* _What is being asked_
Search the material below for the string "Gray" and extract each line that has it.

* _Supplied records_
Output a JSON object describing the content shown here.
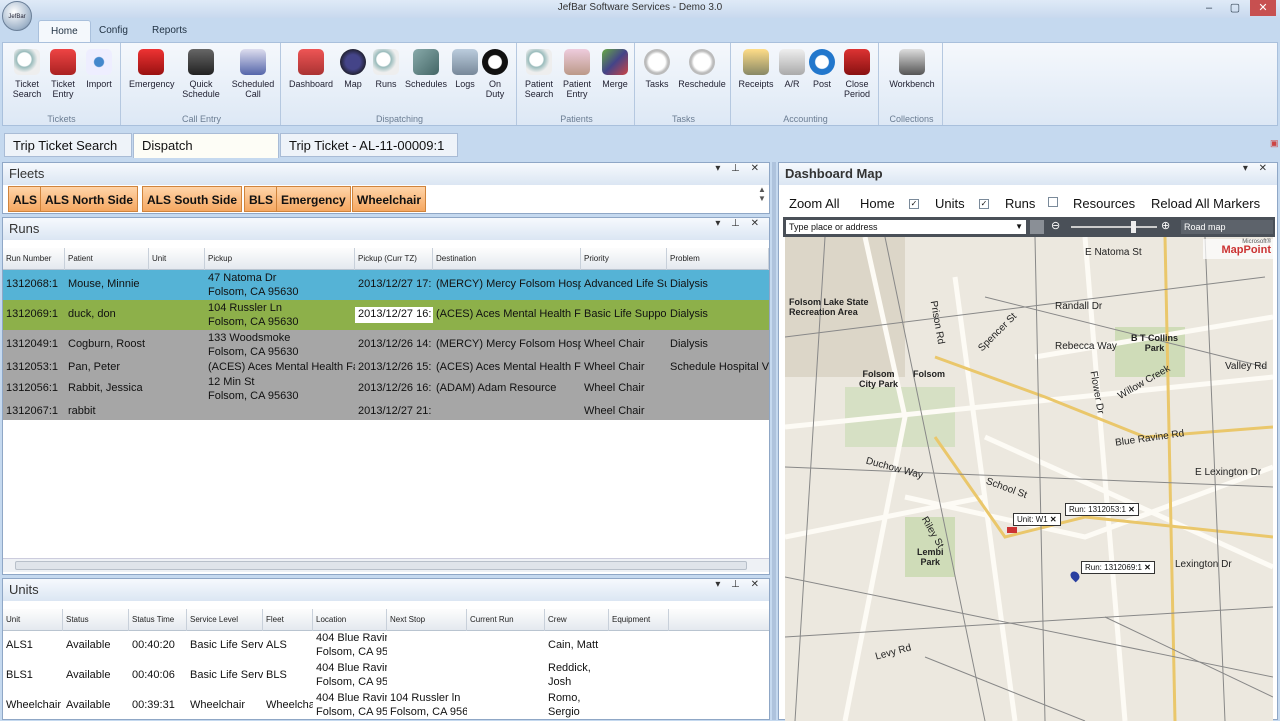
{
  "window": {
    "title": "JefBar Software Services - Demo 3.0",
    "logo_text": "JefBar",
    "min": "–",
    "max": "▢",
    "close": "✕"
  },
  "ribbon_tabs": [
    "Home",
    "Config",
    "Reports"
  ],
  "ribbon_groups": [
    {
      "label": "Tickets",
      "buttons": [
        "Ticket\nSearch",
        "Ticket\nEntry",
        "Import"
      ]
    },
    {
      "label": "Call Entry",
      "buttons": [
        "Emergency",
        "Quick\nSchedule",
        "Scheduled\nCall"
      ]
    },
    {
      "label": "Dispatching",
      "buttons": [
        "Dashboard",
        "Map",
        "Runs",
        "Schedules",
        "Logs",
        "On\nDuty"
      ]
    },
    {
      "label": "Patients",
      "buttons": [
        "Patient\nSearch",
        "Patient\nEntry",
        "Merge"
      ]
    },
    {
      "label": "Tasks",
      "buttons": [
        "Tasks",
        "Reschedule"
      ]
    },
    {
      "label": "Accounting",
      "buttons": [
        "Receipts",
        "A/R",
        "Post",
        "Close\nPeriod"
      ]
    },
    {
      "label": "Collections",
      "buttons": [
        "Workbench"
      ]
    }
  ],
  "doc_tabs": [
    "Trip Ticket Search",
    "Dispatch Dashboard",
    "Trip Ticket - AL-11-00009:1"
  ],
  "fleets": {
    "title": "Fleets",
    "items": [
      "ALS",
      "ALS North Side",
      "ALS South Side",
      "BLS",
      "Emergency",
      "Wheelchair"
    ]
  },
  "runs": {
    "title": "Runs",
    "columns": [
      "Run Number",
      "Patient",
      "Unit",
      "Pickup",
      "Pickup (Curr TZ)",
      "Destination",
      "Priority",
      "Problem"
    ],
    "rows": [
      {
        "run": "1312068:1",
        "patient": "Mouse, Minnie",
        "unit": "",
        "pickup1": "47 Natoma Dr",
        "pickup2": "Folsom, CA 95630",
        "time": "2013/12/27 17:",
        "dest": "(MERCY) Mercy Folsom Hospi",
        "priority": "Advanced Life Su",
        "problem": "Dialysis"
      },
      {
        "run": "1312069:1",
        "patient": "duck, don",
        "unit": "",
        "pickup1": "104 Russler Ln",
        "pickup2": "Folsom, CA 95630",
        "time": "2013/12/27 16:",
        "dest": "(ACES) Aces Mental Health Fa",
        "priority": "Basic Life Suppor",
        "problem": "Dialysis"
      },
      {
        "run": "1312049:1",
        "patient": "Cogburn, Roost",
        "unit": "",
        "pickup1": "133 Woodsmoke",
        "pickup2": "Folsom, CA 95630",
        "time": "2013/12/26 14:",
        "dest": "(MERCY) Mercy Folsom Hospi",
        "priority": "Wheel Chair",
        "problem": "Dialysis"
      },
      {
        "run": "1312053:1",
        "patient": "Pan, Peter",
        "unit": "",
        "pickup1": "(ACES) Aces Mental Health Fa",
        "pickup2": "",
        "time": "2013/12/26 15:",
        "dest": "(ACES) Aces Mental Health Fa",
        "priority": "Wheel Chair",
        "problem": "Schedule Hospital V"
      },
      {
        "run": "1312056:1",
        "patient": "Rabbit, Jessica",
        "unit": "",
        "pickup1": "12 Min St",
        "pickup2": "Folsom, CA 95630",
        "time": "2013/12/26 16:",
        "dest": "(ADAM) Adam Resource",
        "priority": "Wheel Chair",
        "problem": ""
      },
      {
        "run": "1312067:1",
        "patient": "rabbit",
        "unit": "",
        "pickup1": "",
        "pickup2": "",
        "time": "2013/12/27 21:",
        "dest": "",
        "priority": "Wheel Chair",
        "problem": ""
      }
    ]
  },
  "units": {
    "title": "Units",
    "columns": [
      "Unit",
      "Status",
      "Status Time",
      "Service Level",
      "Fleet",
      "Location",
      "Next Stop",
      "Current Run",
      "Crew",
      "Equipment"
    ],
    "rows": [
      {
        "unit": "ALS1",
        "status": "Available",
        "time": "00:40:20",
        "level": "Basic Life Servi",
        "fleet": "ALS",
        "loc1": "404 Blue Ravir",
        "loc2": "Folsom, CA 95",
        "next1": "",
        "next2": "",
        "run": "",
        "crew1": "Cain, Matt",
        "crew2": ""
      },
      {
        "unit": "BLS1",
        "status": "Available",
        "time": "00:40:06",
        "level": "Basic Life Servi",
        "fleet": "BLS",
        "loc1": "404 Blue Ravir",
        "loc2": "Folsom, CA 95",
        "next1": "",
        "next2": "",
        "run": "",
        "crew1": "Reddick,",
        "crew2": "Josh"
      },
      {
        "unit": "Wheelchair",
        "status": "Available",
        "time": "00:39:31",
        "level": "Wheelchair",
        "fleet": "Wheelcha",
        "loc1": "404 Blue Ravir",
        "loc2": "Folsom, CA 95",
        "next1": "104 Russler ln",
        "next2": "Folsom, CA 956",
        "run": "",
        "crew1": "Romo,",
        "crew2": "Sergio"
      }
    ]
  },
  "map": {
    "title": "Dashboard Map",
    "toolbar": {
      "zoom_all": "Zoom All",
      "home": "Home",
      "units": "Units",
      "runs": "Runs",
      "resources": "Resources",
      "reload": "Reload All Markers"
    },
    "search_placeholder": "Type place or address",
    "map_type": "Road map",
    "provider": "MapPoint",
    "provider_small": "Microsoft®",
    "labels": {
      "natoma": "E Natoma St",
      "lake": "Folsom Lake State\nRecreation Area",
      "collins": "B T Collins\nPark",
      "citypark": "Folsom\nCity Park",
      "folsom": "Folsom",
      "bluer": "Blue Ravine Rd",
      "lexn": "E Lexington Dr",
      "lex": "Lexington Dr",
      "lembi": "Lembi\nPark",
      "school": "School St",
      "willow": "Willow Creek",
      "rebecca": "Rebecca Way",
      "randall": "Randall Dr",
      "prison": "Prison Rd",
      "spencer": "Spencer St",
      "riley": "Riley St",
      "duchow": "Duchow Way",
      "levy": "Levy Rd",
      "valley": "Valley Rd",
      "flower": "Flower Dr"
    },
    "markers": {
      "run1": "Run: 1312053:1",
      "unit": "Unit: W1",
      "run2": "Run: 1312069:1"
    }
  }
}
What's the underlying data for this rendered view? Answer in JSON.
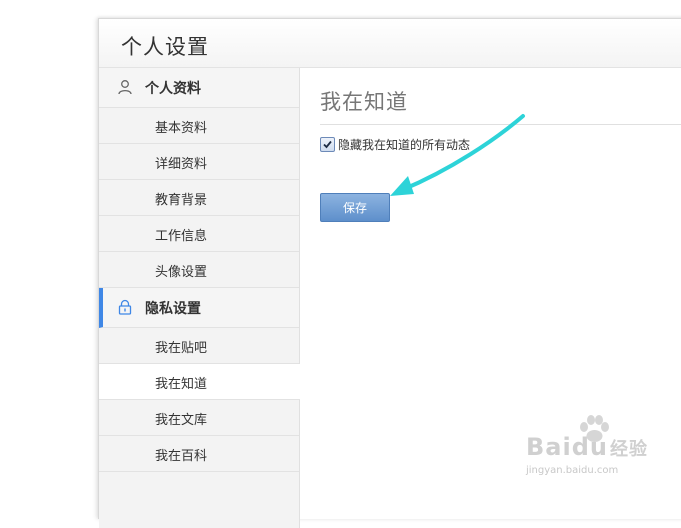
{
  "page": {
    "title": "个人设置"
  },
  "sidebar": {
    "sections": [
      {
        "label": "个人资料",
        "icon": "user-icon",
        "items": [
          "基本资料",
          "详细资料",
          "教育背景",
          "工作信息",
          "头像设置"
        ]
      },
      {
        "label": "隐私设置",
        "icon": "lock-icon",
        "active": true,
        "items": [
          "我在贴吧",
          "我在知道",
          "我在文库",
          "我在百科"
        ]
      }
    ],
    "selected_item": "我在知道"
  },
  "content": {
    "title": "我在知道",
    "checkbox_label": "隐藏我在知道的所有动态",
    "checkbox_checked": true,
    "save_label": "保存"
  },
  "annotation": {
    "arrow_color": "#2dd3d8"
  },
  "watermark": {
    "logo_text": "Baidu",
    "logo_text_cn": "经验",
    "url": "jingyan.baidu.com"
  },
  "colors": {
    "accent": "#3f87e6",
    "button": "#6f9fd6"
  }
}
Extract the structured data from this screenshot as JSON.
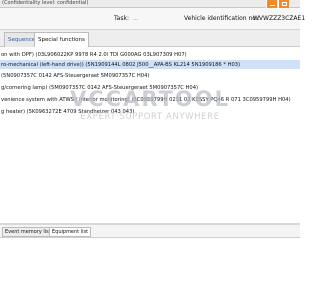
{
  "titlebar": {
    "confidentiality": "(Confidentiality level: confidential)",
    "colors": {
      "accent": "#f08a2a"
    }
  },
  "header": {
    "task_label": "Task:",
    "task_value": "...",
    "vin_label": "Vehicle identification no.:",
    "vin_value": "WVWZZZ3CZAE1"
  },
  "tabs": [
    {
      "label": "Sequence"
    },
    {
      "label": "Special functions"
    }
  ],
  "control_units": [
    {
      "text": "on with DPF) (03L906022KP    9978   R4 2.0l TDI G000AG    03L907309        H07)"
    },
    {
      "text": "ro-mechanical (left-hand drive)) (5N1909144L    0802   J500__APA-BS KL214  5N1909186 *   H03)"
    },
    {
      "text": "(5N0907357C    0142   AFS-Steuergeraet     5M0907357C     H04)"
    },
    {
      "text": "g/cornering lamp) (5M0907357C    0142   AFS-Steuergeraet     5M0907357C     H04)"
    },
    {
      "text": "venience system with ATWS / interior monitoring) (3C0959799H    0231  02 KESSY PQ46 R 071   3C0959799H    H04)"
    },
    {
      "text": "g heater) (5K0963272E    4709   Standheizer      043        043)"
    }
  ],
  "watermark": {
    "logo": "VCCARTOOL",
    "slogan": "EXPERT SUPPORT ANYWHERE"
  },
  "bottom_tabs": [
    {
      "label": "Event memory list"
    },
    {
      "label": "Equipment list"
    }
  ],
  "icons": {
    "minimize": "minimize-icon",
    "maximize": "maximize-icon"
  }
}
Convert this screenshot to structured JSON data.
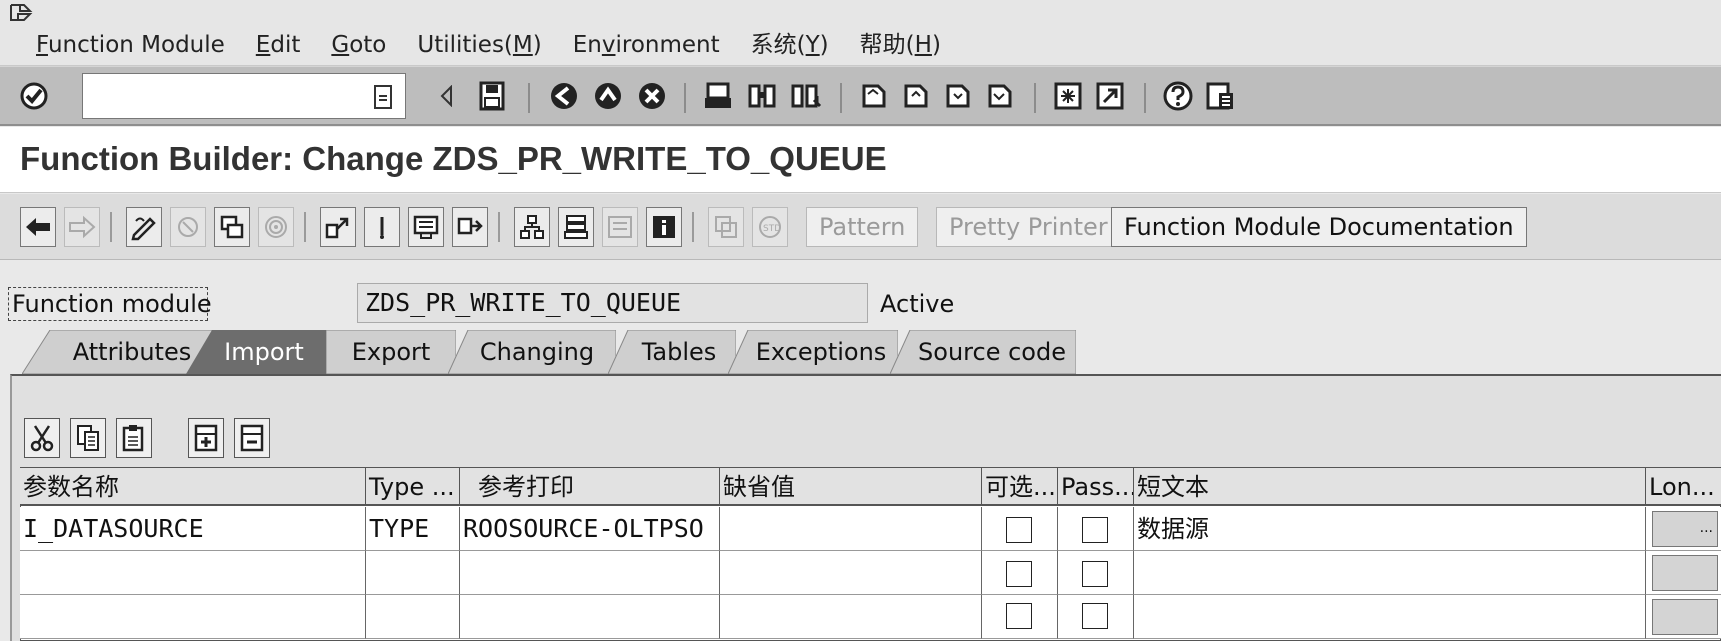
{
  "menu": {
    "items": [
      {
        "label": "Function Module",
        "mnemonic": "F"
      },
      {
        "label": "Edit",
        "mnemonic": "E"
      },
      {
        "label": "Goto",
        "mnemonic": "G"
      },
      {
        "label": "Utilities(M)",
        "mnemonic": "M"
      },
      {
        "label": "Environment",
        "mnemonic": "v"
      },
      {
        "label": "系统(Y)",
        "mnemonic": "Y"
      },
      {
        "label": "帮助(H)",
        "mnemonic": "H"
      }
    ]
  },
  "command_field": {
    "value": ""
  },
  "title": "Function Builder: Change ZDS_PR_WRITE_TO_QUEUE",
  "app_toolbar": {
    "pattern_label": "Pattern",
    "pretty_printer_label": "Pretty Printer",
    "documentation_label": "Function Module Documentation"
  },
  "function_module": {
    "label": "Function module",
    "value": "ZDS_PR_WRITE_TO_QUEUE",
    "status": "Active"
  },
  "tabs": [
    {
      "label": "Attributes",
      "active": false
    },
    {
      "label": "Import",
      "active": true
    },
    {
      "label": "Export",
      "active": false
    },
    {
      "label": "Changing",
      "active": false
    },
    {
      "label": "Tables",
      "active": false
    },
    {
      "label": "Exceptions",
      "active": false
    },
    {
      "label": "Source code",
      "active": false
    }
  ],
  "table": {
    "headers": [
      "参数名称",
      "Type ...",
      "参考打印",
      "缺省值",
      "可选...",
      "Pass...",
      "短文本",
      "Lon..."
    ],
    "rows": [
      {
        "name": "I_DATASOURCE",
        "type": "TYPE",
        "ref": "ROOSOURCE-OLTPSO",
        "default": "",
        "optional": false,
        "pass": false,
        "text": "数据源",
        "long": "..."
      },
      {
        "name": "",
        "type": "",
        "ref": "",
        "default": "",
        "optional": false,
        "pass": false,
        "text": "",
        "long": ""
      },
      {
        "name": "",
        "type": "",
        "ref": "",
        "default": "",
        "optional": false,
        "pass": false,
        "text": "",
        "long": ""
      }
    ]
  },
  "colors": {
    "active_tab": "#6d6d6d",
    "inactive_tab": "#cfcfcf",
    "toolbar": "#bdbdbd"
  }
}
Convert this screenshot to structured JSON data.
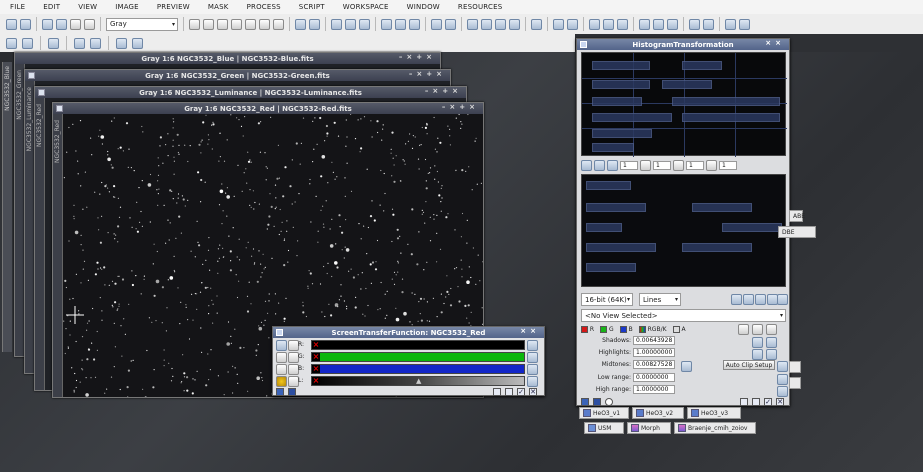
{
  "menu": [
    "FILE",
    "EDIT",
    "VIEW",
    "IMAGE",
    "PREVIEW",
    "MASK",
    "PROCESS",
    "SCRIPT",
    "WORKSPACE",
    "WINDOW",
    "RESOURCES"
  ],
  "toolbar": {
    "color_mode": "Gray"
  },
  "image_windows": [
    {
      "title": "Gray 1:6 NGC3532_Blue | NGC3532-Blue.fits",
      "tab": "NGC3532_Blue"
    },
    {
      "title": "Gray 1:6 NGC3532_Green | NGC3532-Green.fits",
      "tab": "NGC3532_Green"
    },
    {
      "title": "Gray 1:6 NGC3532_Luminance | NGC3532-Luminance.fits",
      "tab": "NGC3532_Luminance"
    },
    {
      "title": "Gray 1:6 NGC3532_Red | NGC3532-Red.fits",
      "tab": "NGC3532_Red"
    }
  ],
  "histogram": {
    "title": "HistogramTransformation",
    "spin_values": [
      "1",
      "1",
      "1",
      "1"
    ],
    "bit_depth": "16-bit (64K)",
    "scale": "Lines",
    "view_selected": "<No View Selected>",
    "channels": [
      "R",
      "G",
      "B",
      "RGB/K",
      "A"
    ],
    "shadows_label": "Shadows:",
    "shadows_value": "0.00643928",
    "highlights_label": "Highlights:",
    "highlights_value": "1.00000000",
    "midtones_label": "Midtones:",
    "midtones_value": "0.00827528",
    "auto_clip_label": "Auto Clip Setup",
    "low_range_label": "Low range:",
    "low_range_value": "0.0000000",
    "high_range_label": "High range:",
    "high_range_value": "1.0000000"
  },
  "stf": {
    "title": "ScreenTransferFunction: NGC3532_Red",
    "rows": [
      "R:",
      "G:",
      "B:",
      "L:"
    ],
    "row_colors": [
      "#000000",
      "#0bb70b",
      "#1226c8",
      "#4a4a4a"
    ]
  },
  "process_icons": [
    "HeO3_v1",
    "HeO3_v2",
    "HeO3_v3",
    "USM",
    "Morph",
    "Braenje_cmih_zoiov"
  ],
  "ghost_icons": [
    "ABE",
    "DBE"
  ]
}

* _Response area_
    "color_mode": "Gray"
      "title": "Gray 1:6 NGC3532_Blue | NGC3532-Blue.fits",
      "title": "Gray 1:6 NGC3532_Green | NGC3532-Green.fits",
      "title": "Gray 1:6 NGC3532_Luminance | NGC3532-Luminance.fits",
      "title": "Gray 1:6 NGC3532_Red | NGC3532-Red.fits",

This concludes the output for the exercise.